Why is the convict / Christian hiding his head? He is a false prophet, a ghost of oppression, the spirit of illiteracy (the average man / free settler and the redcoat could not read).  I dressed the convict in the black cloak & hood of the hangman, the Black Plague, and the Klu Klux Klan.  The bible commands “Thou shalt not kill, steal, lust after the neighbour’s wife or land”, because the victim, the Aborigine in chains, cannot speak English or prove his religion, he is guilty of trespassing on his own land, guilty of cattle- spearing.  When the land was cleared of the kangaroo and emu, the Aborigine did not understand property rights.  His laws were to feed his family.  The white man’s law and chains were unforgivable.
The true history of Australia must recognize that the chained Aborigine was wise beyond belief, had a complex law system, language, and religion for thousands of years. This balance of survival cared for the wildlife, the environment, his family that was part of the land.
Dispossession of his land destroyed his soul.
I ask you the viewer,

“Who is guilty?”


Often described as the pioneer of Urban Aboriginal Art, Gordon Syron taught himself to paint while serving a ten-year sentence at Bathurst gaol in the 1970s. A defender of Aboriginal people’s rights to look after their own culture, he uses his art to expose the exploitation of his people since European colonisation.  Syron doesn’t paint dots - he paints the struggle of Aboriginal people.
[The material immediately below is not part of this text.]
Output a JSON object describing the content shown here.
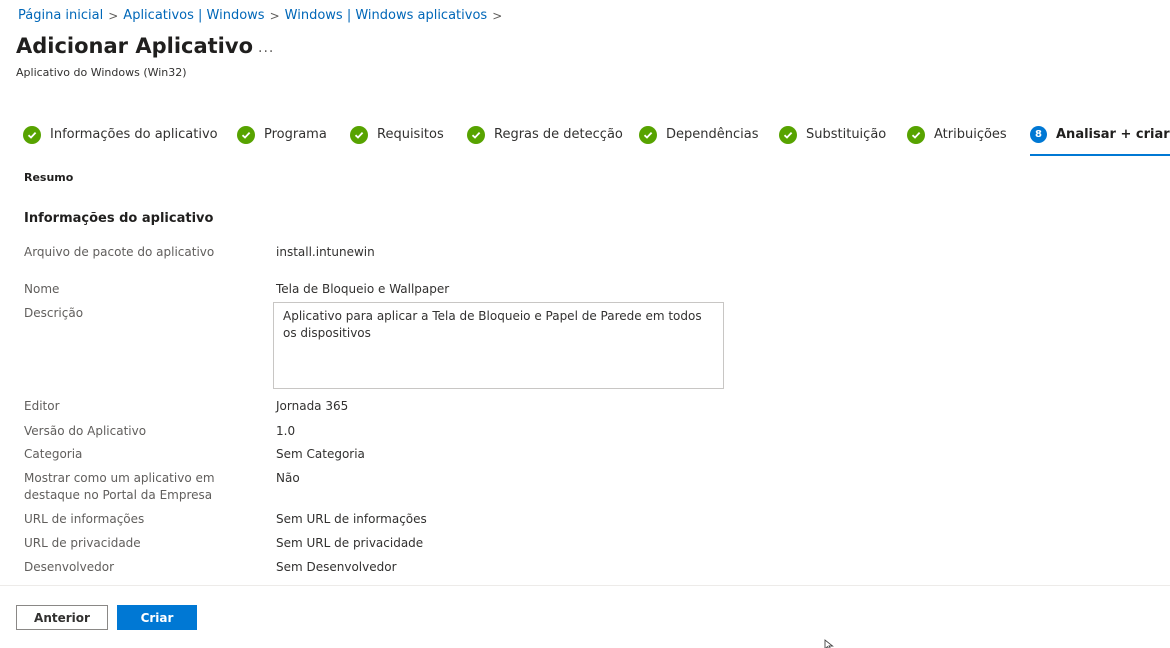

In his major work, “Judgement by his Peers”, painted in 1978 while in prison, Syron shows the failure of the criminal justice system to deliver justice to indigenous Australians.

Gordon has made many significant contributions to his community, as co-founder of the Eora College with Bobby Merritt, he was also the first art teacher there. He was the president of the Deaths in Custody Watch Committee in the late 90s. From 1997 to 2007 his gallery, Black Fella's Dreaming supported and encouraged new, young and struggling artists. 
Gordon Syron is a Biripi / Worimi man known for his political and historical oil paintings. He is a self-taught artist who has carved himself a remarkable career which has influenced his peers in the artistic, political and cultural arenas. The extent of syron's work was seen in two retrospectives, the first in 1998 and again in 2004 at the Australian Museum, Sydney. In 2000 he was the artist-in-residence for the International Australian Humanist Society. In 2004 two of Gordon’s paintings were chosen to be displayed at the Athen’s Olympics: and then toured to Beijing to be displayed at the 2008 Olympics.